It is hardly a surprise that Costa Rica has become one of the most well-liked surf travel locations with its year-round waves, friendly natives, warm weather, and abundant lodging options for any budget. Your only difficulty will probably be picking where you want to go because traveling in Costa Rica is relatively easy, and there are many possibilities.
Foreign surfers come from worldwide in great numbers yearly, producing over $360 million in income for Costa Rica.
Puntarenas, Guanacaste, and Limón are Costa Rica’s three primary surfing provinces.
Table of Contents
To begin, any time of year is a fantastic time to surf in Costa Rica. Beautiful days can be found all year—even during the rainy season. So, if you must, enjoy the rainbows and surf in the rain. The water temperature is around 80-84 degrees Fahrenheit all year, so everything is fine.
There are two main seasons found in Costa Rica; the wet season and dry season. While there is plenty of surf in both seasons, the wet season is more significant, better, and more constant.
Costa Rica’s rainy season lasts from May to mid-November. During this time of year, the Pacific delivers a hearty dose of northwest, south, and southwest swells. This is sure to excite the average surfer. Costa Rica loves a strong SW wave; thus, the months of June, July, August, and September are some of the most prominent and promising. It’s also worth noting that during the wet season, northern Costa Rica tends to be drier than the rest of the country.
Let’s look at the most fantastic surf spots in the country.
Every year, Tamarindo holds multiple national contests, and the profitable growth has resulted in beautiful restaurants, stores, and a fun nightlife for surfers. Tamarindo is gradually becoming a tourism hotspot, thanks partly to the surfing and the availability of eco-tours in an area that had previously escaped notice.
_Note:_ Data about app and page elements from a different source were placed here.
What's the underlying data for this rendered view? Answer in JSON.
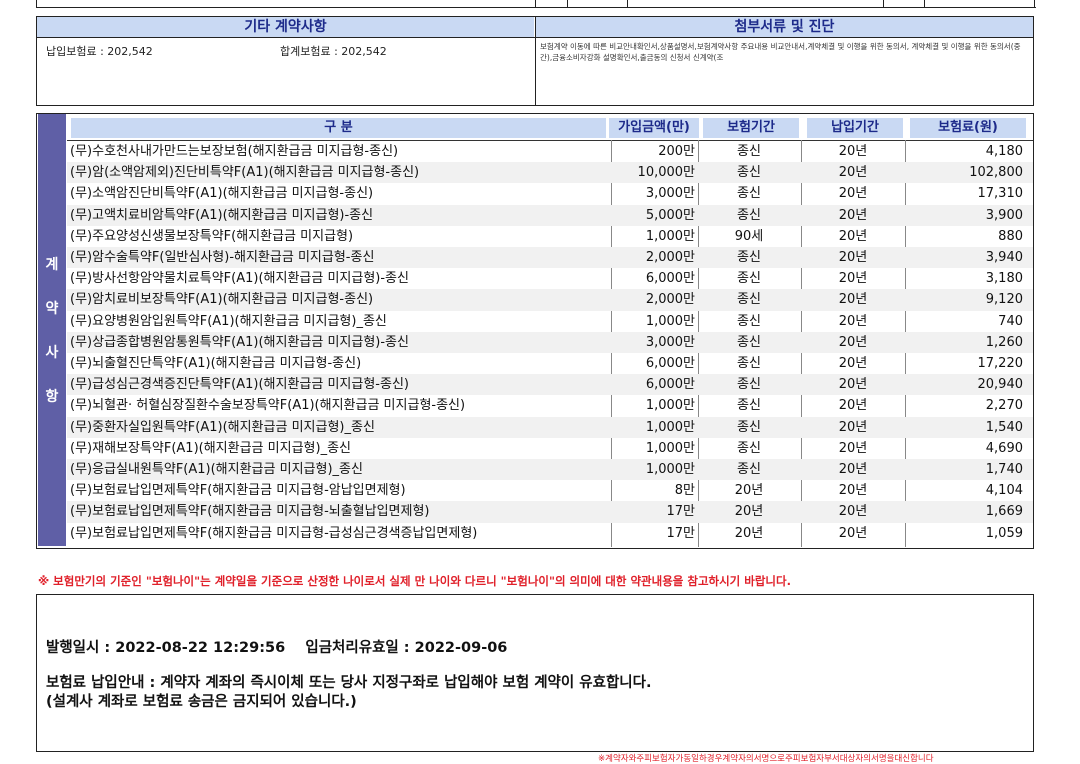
{
  "etc_section": {
    "left_header": "기타 계약사항",
    "right_header": "첨부서류 및 진단",
    "installment_label": "납입보험료 : 202,542",
    "total_label": "합계보험료 : 202,542",
    "docs_text": "보험계약 이동에 따른 비교안내확인서,상품설명서,보험계약사항 주요내용 비교안내서,계약체결 및 이행을 위한 동의서, 계약체결 및 이행을 위한 동의서(중간),금융소비자강화 설명확인서,출금동의 신청서 신계약(조"
  },
  "side_label": [
    "계",
    "약",
    "사",
    "항"
  ],
  "table": {
    "headers": [
      "구 분",
      "가입금액(만)",
      "보험기간",
      "납입기간",
      "보험료(원)"
    ],
    "rows": [
      {
        "name": "(무)수호천사내가만드는보장보험(해지환급금 미지급형-종신)",
        "amount": "200만",
        "period": "종신",
        "pay": "20년",
        "premium": "4,180"
      },
      {
        "name": "(무)암(소액암제외)진단비특약F(A1)(해지환급금 미지급형-종신)",
        "amount": "10,000만",
        "period": "종신",
        "pay": "20년",
        "premium": "102,800"
      },
      {
        "name": "(무)소액암진단비특약F(A1)(해지환급금 미지급형-종신)",
        "amount": "3,000만",
        "period": "종신",
        "pay": "20년",
        "premium": "17,310"
      },
      {
        "name": "(무)고액치료비암특약F(A1)(해지환급금 미지급형)-종신",
        "amount": "5,000만",
        "period": "종신",
        "pay": "20년",
        "premium": "3,900"
      },
      {
        "name": "(무)주요양성신생물보장특약F(해지환급금 미지급형)",
        "amount": "1,000만",
        "period": "90세",
        "pay": "20년",
        "premium": "880"
      },
      {
        "name": "(무)암수술특약F(일반심사형)-해지환급금 미지급형-종신",
        "amount": "2,000만",
        "period": "종신",
        "pay": "20년",
        "premium": "3,940"
      },
      {
        "name": "(무)방사선항암약물치료특약F(A1)(해지환급금 미지급형)-종신",
        "amount": "6,000만",
        "period": "종신",
        "pay": "20년",
        "premium": "3,180"
      },
      {
        "name": "(무)암치료비보장특약F(A1)(해지환급금 미지급형-종신)",
        "amount": "2,000만",
        "period": "종신",
        "pay": "20년",
        "premium": "9,120"
      },
      {
        "name": "(무)요양병원암입원특약F(A1)(해지환급금 미지급형)_종신",
        "amount": "1,000만",
        "period": "종신",
        "pay": "20년",
        "premium": "740"
      },
      {
        "name": "(무)상급종합병원암통원특약F(A1)(해지환급금 미지급형)-종신",
        "amount": "3,000만",
        "period": "종신",
        "pay": "20년",
        "premium": "1,260"
      },
      {
        "name": "(무)뇌출혈진단특약F(A1)(해지환급금 미지급형-종신)",
        "amount": "6,000만",
        "period": "종신",
        "pay": "20년",
        "premium": "17,220"
      },
      {
        "name": "(무)급성심근경색증진단특약F(A1)(해지환급금 미지급형-종신)",
        "amount": "6,000만",
        "period": "종신",
        "pay": "20년",
        "premium": "20,940"
      },
      {
        "name": "(무)뇌혈관· 허혈심장질환수술보장특약F(A1)(해지환급금 미지급형-종신)",
        "amount": "1,000만",
        "period": "종신",
        "pay": "20년",
        "premium": "2,270"
      },
      {
        "name": "(무)중환자실입원특약F(A1)(해지환급금 미지급형)_종신",
        "amount": "1,000만",
        "period": "종신",
        "pay": "20년",
        "premium": "1,540"
      },
      {
        "name": "(무)재해보장특약F(A1)(해지환급금 미지급형)_종신",
        "amount": "1,000만",
        "period": "종신",
        "pay": "20년",
        "premium": "4,690"
      },
      {
        "name": "(무)응급실내원특약F(A1)(해지환급금 미지급형)_종신",
        "amount": "1,000만",
        "period": "종신",
        "pay": "20년",
        "premium": "1,740"
      },
      {
        "name": "(무)보험료납입면제특약F(해지환급금 미지급형-암납입면제형)",
        "amount": "8만",
        "period": "20년",
        "pay": "20년",
        "premium": "4,104"
      },
      {
        "name": "(무)보험료납입면제특약F(해지환급금 미지급형-뇌출혈납입면제형)",
        "amount": "17만",
        "period": "20년",
        "pay": "20년",
        "premium": "1,669"
      },
      {
        "name": "(무)보험료납입면제특약F(해지환급금 미지급형-급성심근경색증납입면제형)",
        "amount": "17만",
        "period": "20년",
        "pay": "20년",
        "premium": "1,059"
      }
    ]
  },
  "notice": "※ 보험만기의 기준인 \"보험나이\"는 계약일을 기준으로 산정한 나이로서 실제 만 나이와 다르니 \"보험나이\"의 의미에 대한 약관내용을 참고하시기 바랍니다.",
  "issue_line": "발행일시 : 2022-08-22 12:29:56    입금처리유효일 : 2022-09-06",
  "payment_line1": "보험료 납입안내 : 계약자 계좌의 즉시이체 또는 당사 지정구좌로 납입해야 보험 계약이 유효합니다.",
  "payment_line2": "(설계사 계좌로 보험료 송금은 금지되어 있습니다.)",
  "footer_note": "※계약자와주피보험자가동일하경우계약자의서명으로주피보험자부서대상자의서명을대신합니다"
}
Tamarindo Beach is also a wonderful place to learn to surf.
Espadilla Beach is ideal for first-time surfers. Espadilla is Manuel Antonio’s primary beach in the Central Pacific region. At high tide, the southern part of the beach is a fantastic place to start for new surfers. For skilled surfers, the northern part of the beach might present a greater challenge. Surf lessons can be pre-arranged, or surfboards and lessons can be purchased directly from Manuel Antonio.
Jaco is a small but vibrant beach town oriented toward visitors who come for the waves and stay for the greatness of the place. Jaco Beach is ideal for first-time surfers (especially at low tide), and there is a range of rentals and surfing lessons available to visitors throughout town.
Salsa Brava, the biggest wave spot in Costa Rica, is the primary draw of Puerto Viejo, a well-known beach town on the Southern Caribbean Coast. Only the most skilled surfers should attempt this well-known deadly surf break. A slightly less intense beach break is available nearby at Playa Cocles.